▸ Provided records:
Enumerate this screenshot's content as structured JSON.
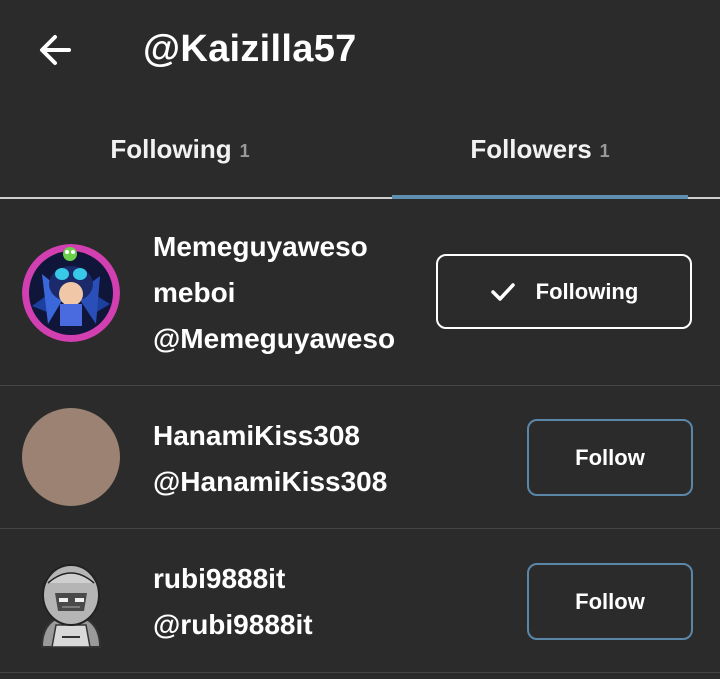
{
  "header": {
    "back_icon": "arrow-left-icon",
    "title": "@Kaizilla57"
  },
  "tabs": [
    {
      "label": "Following",
      "count": "1",
      "selected": false
    },
    {
      "label": "Followers",
      "count": "1",
      "selected": true
    }
  ],
  "colors": {
    "background": "#2b2b2b",
    "tab_indicator": "#5f8fb0",
    "follow_border": "#5a86a8",
    "text": "#ffffff"
  },
  "users": [
    {
      "name_line1": "Memeguyaweso",
      "name_line2": "meboi",
      "handle": "@Memeguyaweso",
      "button_label": "Following",
      "button_icon": "check-icon"
    },
    {
      "name": "HanamiKiss308",
      "handle": "@HanamiKiss308",
      "button_label": "Follow"
    },
    {
      "name": "rubi9888it",
      "handle": "@rubi9888it",
      "button_label": "Follow"
    }
  ]
}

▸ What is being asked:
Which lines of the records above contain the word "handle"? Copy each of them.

▸ Your solution:
      "handle": "@Memeguyaweso",
      "handle": "@HanamiKiss308",
      "handle": "@rubi9888it",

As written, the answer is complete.